EXERCISE GOAL. The response should hold each line from the entries below where "brush" is found.

DATA FOR THIS EXERCISE.
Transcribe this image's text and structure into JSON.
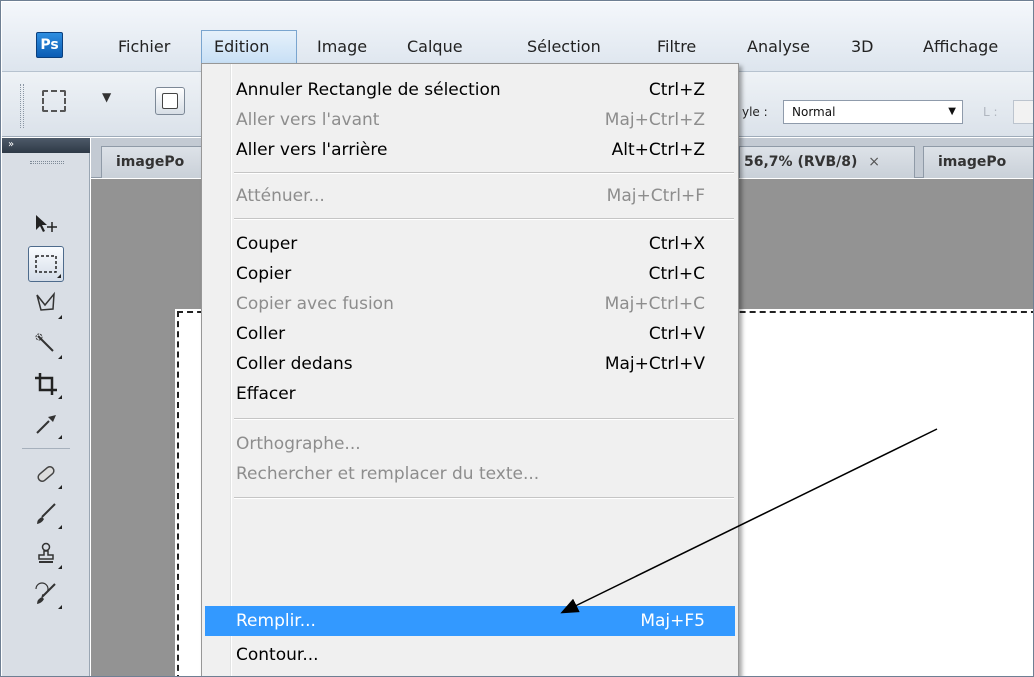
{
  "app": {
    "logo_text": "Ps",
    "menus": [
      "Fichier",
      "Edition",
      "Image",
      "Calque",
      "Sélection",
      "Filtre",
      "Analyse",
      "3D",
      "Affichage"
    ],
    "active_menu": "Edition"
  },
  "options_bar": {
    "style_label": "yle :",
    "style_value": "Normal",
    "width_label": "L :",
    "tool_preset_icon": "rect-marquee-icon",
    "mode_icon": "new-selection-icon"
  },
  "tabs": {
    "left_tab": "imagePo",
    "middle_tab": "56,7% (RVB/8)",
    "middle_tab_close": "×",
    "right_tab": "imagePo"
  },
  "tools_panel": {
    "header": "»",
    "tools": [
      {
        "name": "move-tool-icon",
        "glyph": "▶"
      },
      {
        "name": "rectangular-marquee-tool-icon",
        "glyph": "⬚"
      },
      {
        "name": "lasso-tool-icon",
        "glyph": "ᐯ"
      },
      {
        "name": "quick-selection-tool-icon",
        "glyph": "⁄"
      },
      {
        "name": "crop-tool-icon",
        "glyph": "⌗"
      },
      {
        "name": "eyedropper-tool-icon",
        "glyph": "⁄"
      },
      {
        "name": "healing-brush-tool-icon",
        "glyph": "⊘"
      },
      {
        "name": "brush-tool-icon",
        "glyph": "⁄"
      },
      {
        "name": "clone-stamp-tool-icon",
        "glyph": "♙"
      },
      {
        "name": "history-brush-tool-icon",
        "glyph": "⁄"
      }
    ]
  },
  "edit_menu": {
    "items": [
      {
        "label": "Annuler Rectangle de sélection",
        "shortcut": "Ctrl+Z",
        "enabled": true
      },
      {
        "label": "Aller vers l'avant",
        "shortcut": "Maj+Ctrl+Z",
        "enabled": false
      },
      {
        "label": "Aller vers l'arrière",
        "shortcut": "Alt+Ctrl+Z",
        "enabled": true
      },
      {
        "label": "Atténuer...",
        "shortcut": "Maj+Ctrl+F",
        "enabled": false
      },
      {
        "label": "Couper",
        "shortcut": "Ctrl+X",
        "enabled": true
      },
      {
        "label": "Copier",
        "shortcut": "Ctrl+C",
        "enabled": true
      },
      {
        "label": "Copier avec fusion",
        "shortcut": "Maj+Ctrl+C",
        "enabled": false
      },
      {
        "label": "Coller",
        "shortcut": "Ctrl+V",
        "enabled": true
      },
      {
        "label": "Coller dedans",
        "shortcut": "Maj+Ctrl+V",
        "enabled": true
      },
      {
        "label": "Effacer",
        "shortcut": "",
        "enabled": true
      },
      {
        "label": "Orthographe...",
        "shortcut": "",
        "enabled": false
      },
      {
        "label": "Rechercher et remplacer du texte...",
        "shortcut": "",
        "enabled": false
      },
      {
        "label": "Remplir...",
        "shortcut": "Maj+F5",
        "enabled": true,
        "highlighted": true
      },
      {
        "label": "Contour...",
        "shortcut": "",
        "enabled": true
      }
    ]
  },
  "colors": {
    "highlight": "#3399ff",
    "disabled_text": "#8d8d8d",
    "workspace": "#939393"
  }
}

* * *

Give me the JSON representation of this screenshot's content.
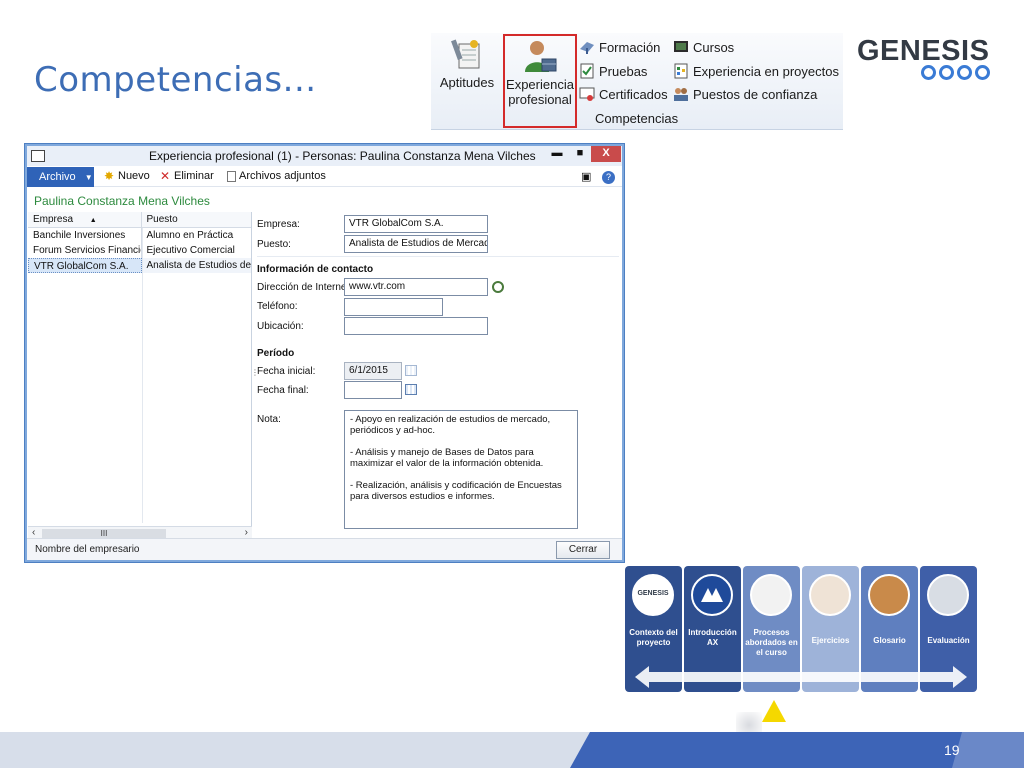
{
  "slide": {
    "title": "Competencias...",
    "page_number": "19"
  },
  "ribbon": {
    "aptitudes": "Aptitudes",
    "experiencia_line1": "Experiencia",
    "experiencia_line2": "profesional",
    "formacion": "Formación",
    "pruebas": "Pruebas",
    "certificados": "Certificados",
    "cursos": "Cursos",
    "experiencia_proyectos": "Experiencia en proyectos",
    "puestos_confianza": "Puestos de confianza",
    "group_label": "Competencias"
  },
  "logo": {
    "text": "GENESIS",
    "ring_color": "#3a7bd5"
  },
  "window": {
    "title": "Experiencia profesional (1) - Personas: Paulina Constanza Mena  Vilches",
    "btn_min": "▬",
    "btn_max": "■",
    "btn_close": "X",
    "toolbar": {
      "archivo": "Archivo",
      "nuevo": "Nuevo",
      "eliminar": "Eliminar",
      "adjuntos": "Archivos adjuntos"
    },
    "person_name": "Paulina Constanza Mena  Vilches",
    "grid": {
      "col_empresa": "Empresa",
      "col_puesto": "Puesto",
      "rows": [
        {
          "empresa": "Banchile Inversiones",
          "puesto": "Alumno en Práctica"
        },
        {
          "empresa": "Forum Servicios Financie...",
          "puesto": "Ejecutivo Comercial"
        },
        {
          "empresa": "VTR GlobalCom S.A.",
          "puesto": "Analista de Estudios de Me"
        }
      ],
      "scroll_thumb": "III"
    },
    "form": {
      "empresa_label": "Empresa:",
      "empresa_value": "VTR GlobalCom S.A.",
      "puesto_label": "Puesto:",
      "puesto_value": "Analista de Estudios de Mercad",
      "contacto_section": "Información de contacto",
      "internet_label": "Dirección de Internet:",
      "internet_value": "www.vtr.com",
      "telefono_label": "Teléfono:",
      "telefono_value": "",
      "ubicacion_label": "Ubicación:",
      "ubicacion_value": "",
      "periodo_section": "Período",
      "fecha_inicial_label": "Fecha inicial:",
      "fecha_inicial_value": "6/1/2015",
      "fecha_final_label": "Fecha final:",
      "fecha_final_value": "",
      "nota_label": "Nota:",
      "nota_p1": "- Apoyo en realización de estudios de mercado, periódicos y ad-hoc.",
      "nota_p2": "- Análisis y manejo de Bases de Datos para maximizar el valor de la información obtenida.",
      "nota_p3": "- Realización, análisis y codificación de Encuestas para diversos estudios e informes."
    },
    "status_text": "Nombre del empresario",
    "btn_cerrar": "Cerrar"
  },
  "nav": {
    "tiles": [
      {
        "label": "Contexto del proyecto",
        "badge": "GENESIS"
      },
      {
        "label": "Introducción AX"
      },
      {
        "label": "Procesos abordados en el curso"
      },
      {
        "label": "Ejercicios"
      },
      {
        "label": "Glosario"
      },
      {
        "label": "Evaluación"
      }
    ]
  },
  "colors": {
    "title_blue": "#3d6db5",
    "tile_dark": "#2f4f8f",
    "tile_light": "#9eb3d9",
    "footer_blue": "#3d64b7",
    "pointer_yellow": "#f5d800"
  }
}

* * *

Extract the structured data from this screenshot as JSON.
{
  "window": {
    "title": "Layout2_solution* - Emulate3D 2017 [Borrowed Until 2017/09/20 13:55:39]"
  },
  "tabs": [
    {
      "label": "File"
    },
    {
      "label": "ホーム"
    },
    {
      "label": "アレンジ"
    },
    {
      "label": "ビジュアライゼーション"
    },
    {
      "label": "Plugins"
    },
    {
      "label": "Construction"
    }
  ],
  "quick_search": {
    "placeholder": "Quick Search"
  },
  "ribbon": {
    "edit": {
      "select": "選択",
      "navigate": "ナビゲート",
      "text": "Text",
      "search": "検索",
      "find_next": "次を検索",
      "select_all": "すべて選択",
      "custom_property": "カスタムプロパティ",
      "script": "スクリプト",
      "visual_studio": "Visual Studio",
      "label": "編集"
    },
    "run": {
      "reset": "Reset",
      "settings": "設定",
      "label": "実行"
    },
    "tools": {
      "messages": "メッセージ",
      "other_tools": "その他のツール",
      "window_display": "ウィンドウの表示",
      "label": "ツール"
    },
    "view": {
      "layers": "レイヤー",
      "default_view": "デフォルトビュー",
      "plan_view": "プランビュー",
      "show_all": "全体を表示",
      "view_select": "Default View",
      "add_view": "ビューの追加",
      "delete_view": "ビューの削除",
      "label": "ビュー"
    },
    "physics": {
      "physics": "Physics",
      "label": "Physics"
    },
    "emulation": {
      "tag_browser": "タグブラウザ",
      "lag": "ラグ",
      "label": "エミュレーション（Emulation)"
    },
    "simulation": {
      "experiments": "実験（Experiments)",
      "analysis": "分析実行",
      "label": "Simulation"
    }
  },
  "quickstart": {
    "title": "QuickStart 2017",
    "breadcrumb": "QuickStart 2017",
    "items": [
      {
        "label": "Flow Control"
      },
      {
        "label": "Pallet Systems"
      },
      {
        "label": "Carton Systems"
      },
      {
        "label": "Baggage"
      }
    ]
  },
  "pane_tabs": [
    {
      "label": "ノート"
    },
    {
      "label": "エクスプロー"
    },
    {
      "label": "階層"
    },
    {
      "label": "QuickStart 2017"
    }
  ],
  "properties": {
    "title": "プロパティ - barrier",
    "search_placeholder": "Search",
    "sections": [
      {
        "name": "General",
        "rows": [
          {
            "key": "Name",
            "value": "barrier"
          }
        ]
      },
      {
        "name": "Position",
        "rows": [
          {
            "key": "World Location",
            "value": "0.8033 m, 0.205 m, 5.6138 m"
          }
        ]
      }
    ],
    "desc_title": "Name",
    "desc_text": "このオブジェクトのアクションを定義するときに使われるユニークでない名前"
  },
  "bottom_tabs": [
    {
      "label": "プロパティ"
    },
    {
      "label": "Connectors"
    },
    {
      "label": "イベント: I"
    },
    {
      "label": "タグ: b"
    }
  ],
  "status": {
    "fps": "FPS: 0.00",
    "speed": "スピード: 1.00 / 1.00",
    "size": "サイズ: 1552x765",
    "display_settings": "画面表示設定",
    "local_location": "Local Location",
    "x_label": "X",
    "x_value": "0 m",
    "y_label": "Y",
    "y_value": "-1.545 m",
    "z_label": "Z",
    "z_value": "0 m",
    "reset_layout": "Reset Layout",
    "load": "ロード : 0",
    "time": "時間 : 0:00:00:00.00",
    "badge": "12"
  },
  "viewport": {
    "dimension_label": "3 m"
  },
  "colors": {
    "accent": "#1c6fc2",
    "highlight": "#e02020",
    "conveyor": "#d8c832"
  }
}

THE ANSWER.
        "name": "healing-brush-tool-icon",
        "name": "brush-tool-icon",
        "name": "history-brush-tool-icon",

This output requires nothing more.